Right from its introduction in Asia, football, despite only being noticed late for its great ability to bring different cultures together, has been a source of inspiration for Asian populations, in particular from the viewpoint of economic and cultural development. Despite tradition dating it back to pre-imperial China, football spread in Asia – in its modern version – from the end of the nineteenth century and has been considered as a catalyser of regional and national identities ever since then, a symbol of strength and imperial power and a symbol of globalisation of the consumer culture starting to emerge in the East.
It was during and after the Second World War that sport, in particular football, started to be seen as a tool to unify peoples and to strengthen national identities, after many Asian countries won their independence. Some football events, such as the Merdeka Tournament or the Asian Cup, evoke a spirit of belonging to the nation and thus cause a rise in nationalist feelings among fans. It is no coincidence that today football is considered one of the main tools connecting differing traditions and cultures on the immense Asian continent.
Despite the great interest in football, Asian players have always been unable to gain international recognition. Apart from some fortunate cases such as Hidetoshi Nakata, Park Ji-Sung or Keisuke Honda – some of the Asian players who have managed to play in European championships – there haven’t been many Asian players leaving a mark in the sport. But this isn’t due to physical shortcomings or anything similar, as is widely believed in the West, but rather due to a different football culture in these countries compared to European and South American countries, where children are used, from a early age, to have a ball at their feet.
There is no reason why we should ignore the importance of Asian football which, in fact, thanks to the size of its population has a remarkable potential public and fan-based following. It is also a well-known fact that most of Asia’s football fans are more interested in the European or Latin American championships, a factor which can also benefit the Western football market.
A test on the importance of Asia for global football were the declarations, in 2003, by the former FIFA President Joseph Blatter who, at the launch of the AFC project called “Vision Asia” – promoted after the FIFA World Cup hosted by Korea and Japan in 2002 – stated that the future prosperity of global football resides in the development and introduction of a more professional game in Asia, since this continent has most of the world’s youth population with the highest economic potential globally.
Supporting Blatter’s words are those of the former president of the Asian Football Confederation, Mohammed Bin Hammam who, during the fifth Dubai International Sports Conference held in 2010, spoke of the development programme for Asian football.
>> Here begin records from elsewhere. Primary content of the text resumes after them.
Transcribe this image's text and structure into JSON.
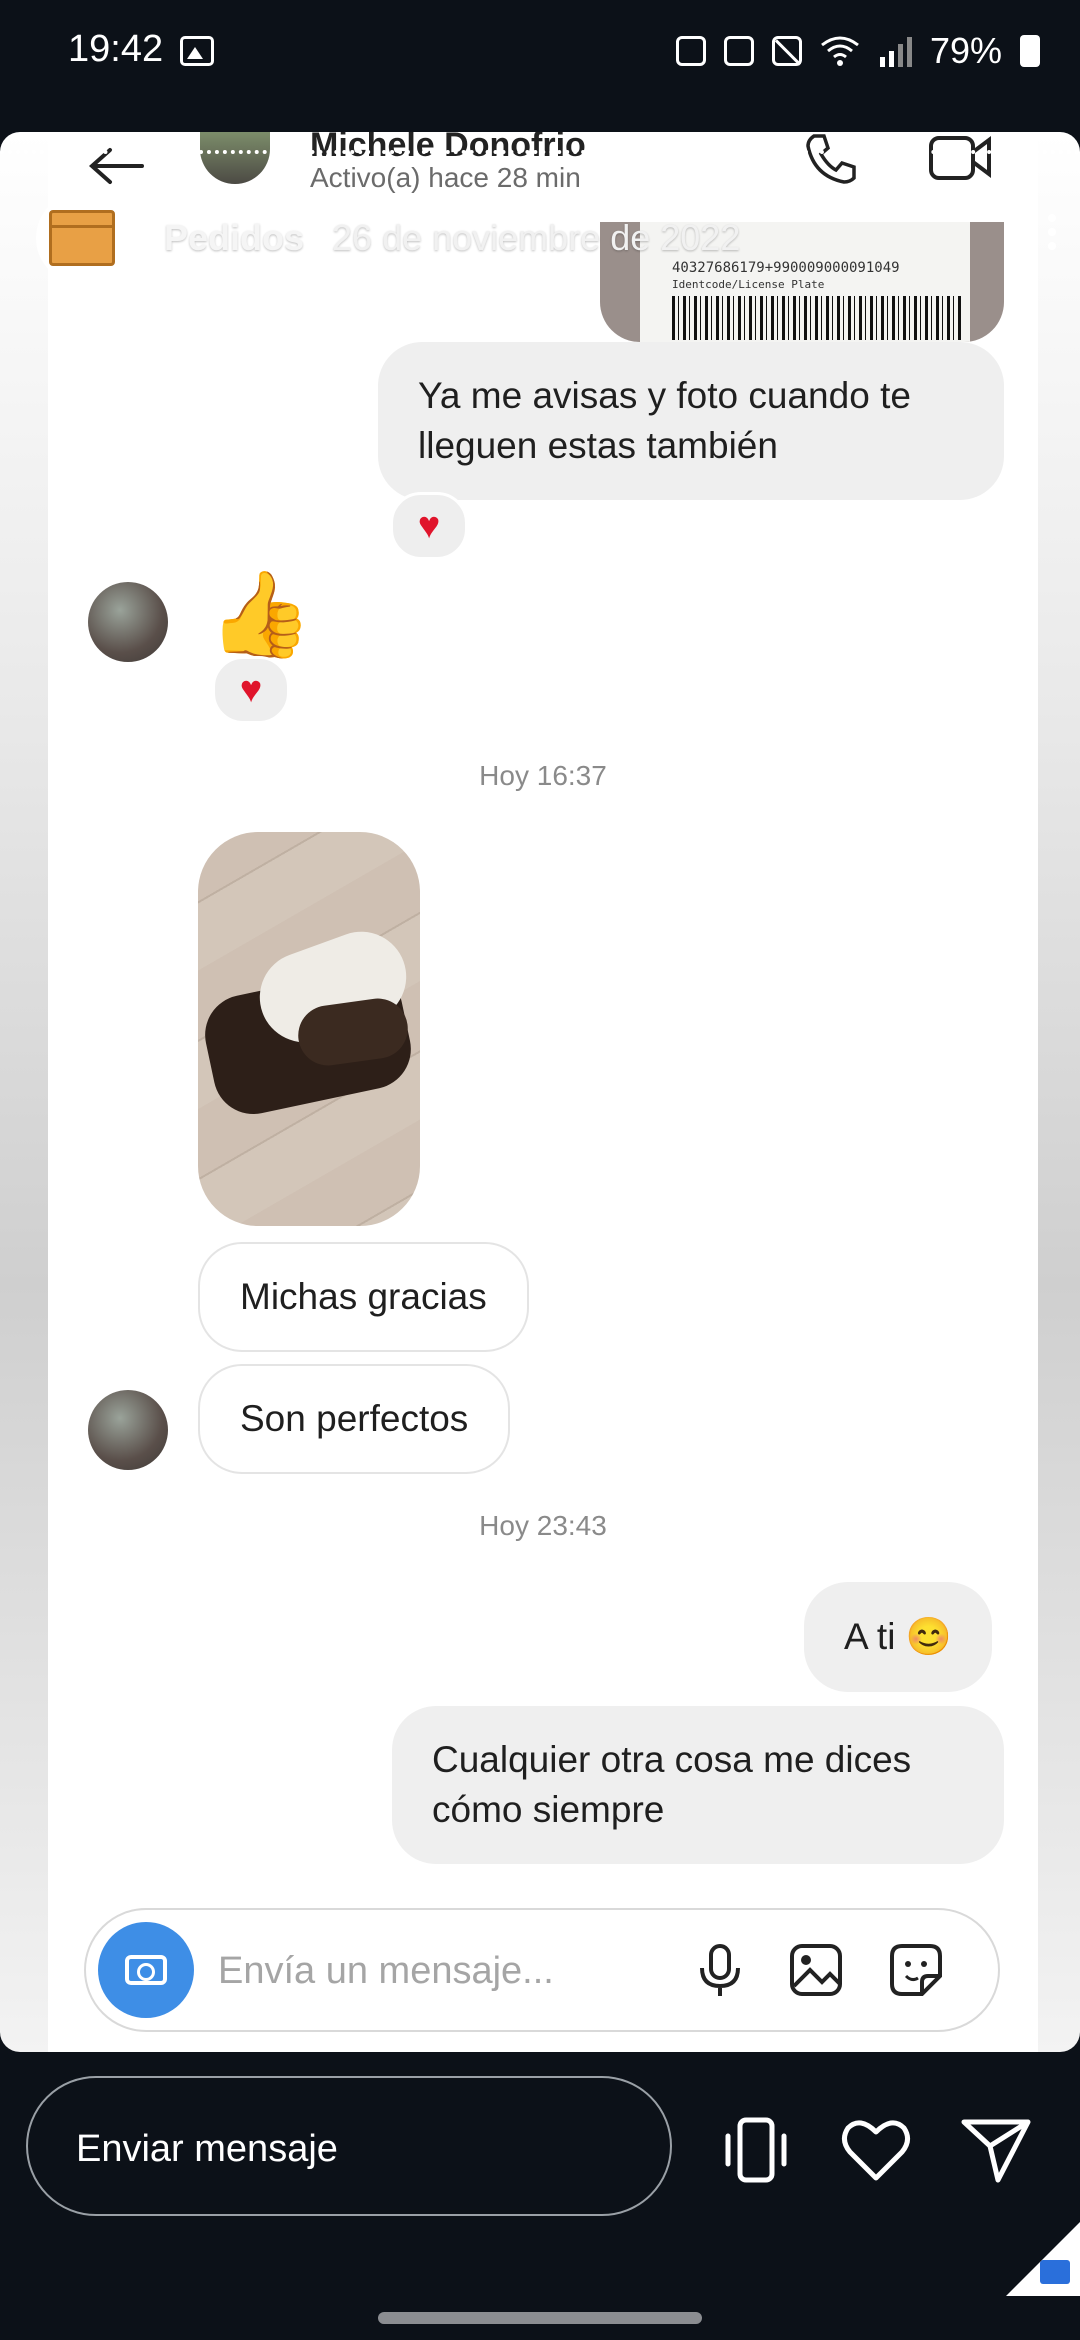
{
  "status_bar": {
    "time": "19:42",
    "battery": "79%"
  },
  "story": {
    "account_name": "Pedidos",
    "date": "26 de noviembre de 2022"
  },
  "chat": {
    "contact_name": "Michele Donofrio",
    "contact_status": "Activo(a) hace 28 min",
    "label_text": "40327686179+990009000091049",
    "label_subtext": "Identcode/License Plate",
    "messages": {
      "sent_1": "Ya me avisas y foto cuando te lleguen estas también",
      "timestamp_1": "Hoy 16:37",
      "recv_1": "Michas gracias",
      "recv_2": "Son perfectos",
      "timestamp_2": "Hoy 23:43",
      "sent_2": "A ti 😊",
      "sent_3": "Cualquier otra cosa me dices cómo siempre"
    },
    "reaction": "♥",
    "thumbs_emoji": "👍",
    "composer_placeholder": "Envía un mensaje..."
  },
  "bottom_bar": {
    "reply_placeholder": "Enviar mensaje"
  },
  "colors": {
    "accent_blue": "#3e8ee6",
    "heart_red": "#e0142b",
    "background": "#0c1118"
  }
}
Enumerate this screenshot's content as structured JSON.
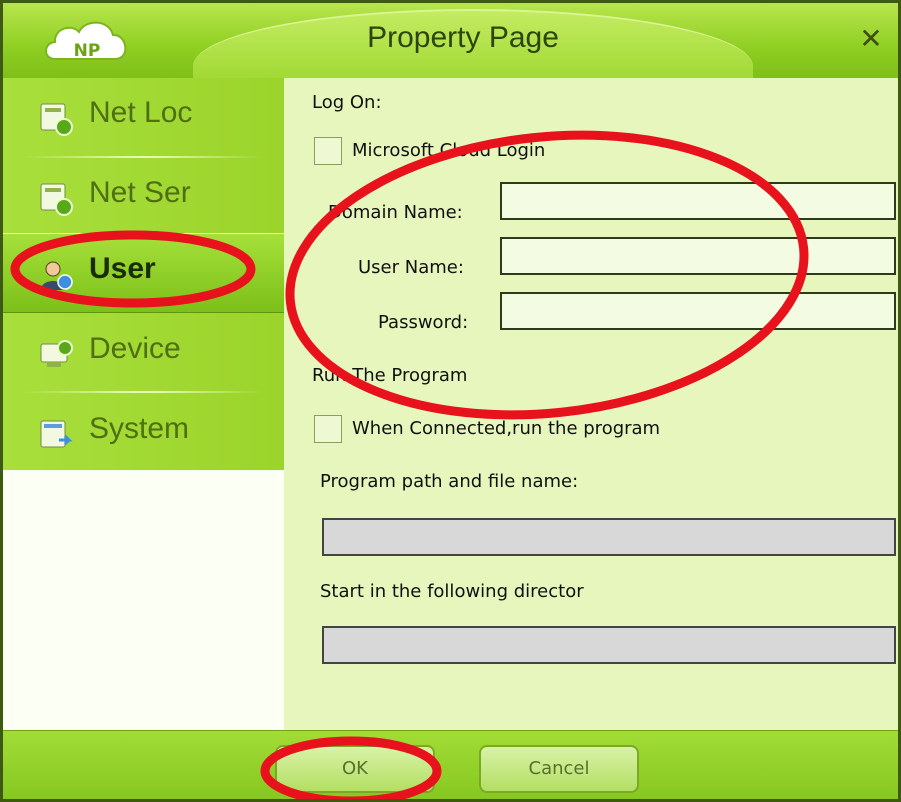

On that occasion the former AFC President, in presenting the development for the Vision Asia programme, reiterated the great success enjoyed by the project, increasing the number of professional clubs as well as of sponsors and income of the AFC, ending his speech with the words: “The future is for Asia”.
The Asian football market has therefore become — thanks to its growing economic and political power — one of the most important in the world. Attention is increasingly focussed on the East when we talk of football and there are many Asian fans and entrepreneurs who are fascinated by this world. Recently there have been numerous investments for and by Asian football, the consequence of which is increasingly emerging on a global scale.